Antonin Scalia, who combined a zest for intellectual combat with a vast talent for friendship, was a Roman candle of sparkling jurisprudential theories leavened by acerbic witticisms. The serrated edges of his most passionate dissents sometimes strained the court's comity and occasionally limited his ability to proclaim what the late Justice William Brennan called the most important word in the court's lexicon: "Five."
Scalia was, however, one of the most formidable thinkers among the 112 justices who have served on the court, and he often dissented in the hope of shaping a future replete with majorities steeped in principles he honed while in the minority.
Those principles include textualism and originalism: A justice's job is to construe the text of the Constitution or of statutes by discerning and accepting the original meaning the words had to those who ratified or wrote them. These principles of judicial modesty were embraced by a generation of conservatives who recoiled from what they considered the unprincipled creation of rights by results-oriented Supreme Court justices and other jurists pursuing their preferred policy outcomes.

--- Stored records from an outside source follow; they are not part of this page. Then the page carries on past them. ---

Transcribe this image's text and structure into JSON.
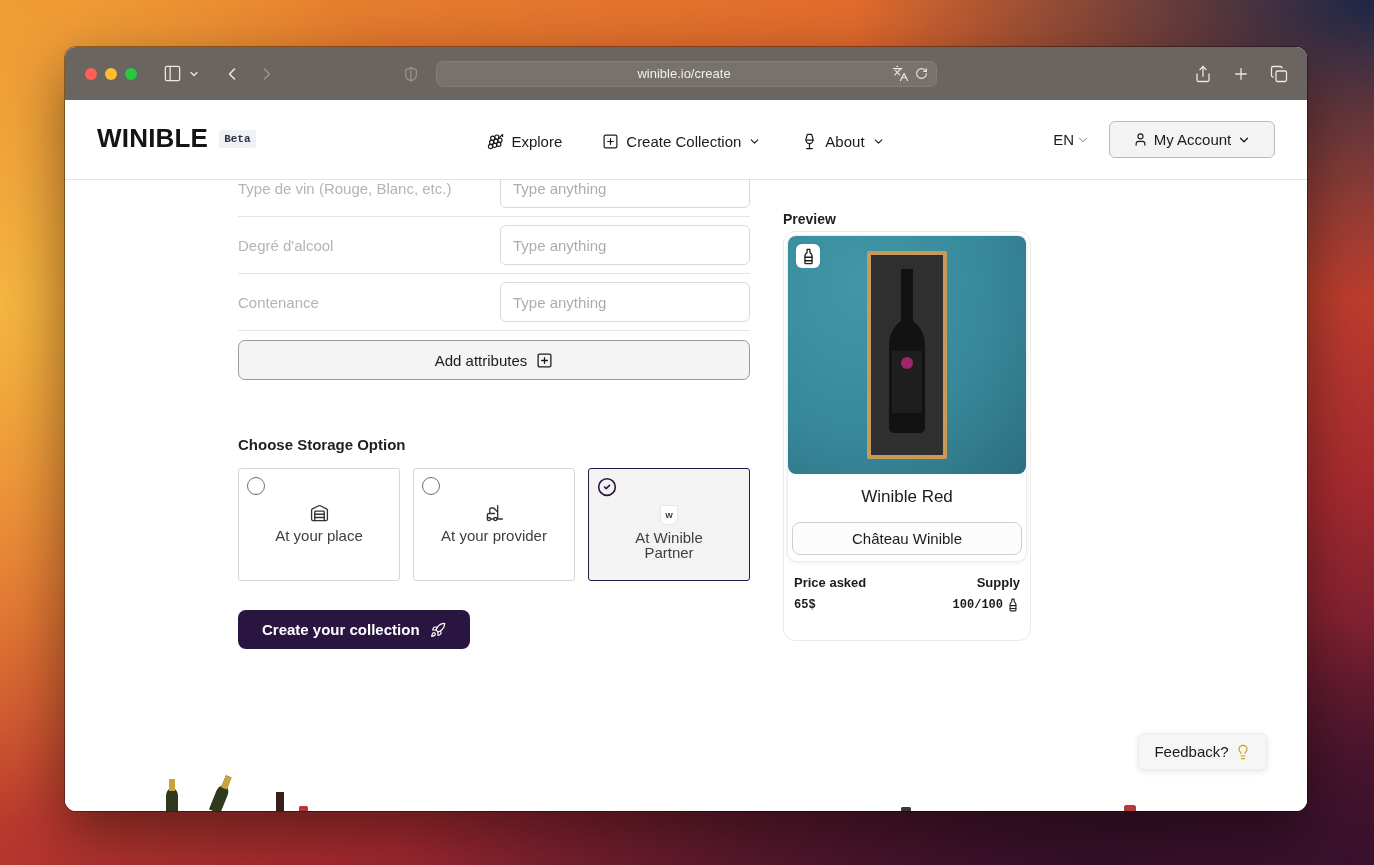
{
  "browser": {
    "url": "winible.io/create"
  },
  "header": {
    "logo": "WINIBLE",
    "badge": "Beta",
    "nav": [
      {
        "label": "Explore",
        "kind": "link"
      },
      {
        "label": "Create Collection",
        "kind": "menu"
      },
      {
        "label": "About",
        "kind": "menu"
      }
    ],
    "language": "EN",
    "account": "My Account"
  },
  "attributes": [
    {
      "label": "Type de vin (Rouge, Blanc, etc.)",
      "placeholder": "Type anything"
    },
    {
      "label": "Degré d'alcool",
      "placeholder": "Type anything"
    },
    {
      "label": "Contenance",
      "placeholder": "Type anything"
    }
  ],
  "add_attributes": "Add attributes",
  "storage": {
    "title": "Choose Storage Option",
    "options": [
      {
        "label": "At your place",
        "selected": false
      },
      {
        "label": "At your provider",
        "selected": false
      },
      {
        "label": "At Winible Partner",
        "selected": true
      }
    ],
    "partner_logo": "W"
  },
  "create_button": "Create your collection",
  "preview": {
    "title": "Preview",
    "name": "Winible Red",
    "producer": "Château Winible",
    "price_label": "Price asked",
    "price": "65$",
    "supply_label": "Supply",
    "supply": "100/100"
  },
  "feedback": "Feedback?"
}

Today, however, America's most interesting and potentially consequential argument about governance is not between conservatives and progressives but among conservatives. It concerns the proper scope of the judicial supervision of democracy.
Scalia worried more than some other conservatives do about the "counter-majoritarian dilemma" supposedly posed by judicial review — the power of appointed justices to overturn the work of elected legislators. Many Scalia-style conservatives distill their admiration into a familiar phrase of praise: "judicial restraint." Increasing numbers of conservatives, however, reason as follows:
Democracy's drama derives from the tension between the natural rights of individuals and the constructed right of the majority to have its way. Natural rights are affirmed by the Declaration of Independence; majority rule, circumscribed and modulated, is constructed by the Constitution. But as the Goldwater Institute's Timothy Sandefur argues, the Declaration is logically as well as chronologically prior to the Constitution. The latter enables majority rule. It is, however, the judiciary's duty to prevent majorities from abridging natural rights. After all, it is for the securing of such rights, the Declaration declares, that "governments are instituted among men."
Scalia's death will enkindle a debate missing from this year's presidential campaign, a debate discomfiting for some conservatives: Do they want a passive court that is deferential to legislative majorities and to presidents who claim untrammeled powers deriving from national majorities? Or do they want a court actively engaged in defending liberty's borders against unjustified encroachments by majorities?
This is an overdue argument that conservatism is now prepared for because of Scalia's elegant mind. He was crucial to the creation of an alternative intellectual infrastructure for conservative law students. The Federalist Society, founded in 1982, has leavened the often-monochrome liberalism of law schools, and Scalia has been the jurisprudential lodestar for tens of thousands of students in society chapters coast to coast.
Students of the court understand that, given Harry Reid's demonstrated disdain for Senate rules, if Republicans had not won Senate control in the 2014 elections, he as majority leader would very likely now extend the institutional vandalism he committed in 2013. Then he changed Senate rules, by a simple majority vote and in the middle of a session, to prevent filibusters of judicial nominees other than Supreme Court nominees. This enabled Obama to pack the nation's second-most important court, that of the U.S. Circuit for the District of Columbia. Were Reid still majority leader, the Senate's only rule would be the whim of the majority of the moment, and his caucus would promptly proscribe filibusters of Supreme Court nominees.
One consequence would be this: America today is one Supreme Court vote away from a radical truncation of the First Amendment's protection of freedom of speech. A Democratic president in 2017 will nominate to replace Scalia someone pledged to construe the amendment as permitting Congress to regulate political campaign speech, which would put First Amendment jurisprudence on a slippery slope to regarding all speech as eligible for regulation by the administrative state.
Scalia lived 27 years after the person who nominated him left office, thereby extending the reach of Ronald Reagan's presidency and reminding voters of the long-lasting ripples that radiate from their presidential choices. A teacher, wrote Henry Adams, attains a kind of immortality because one never knows where a teacher's influence ends. Scalia, always a teacher, will live on in the law and in the lives of unnumbered generations who will write, teach and construe it.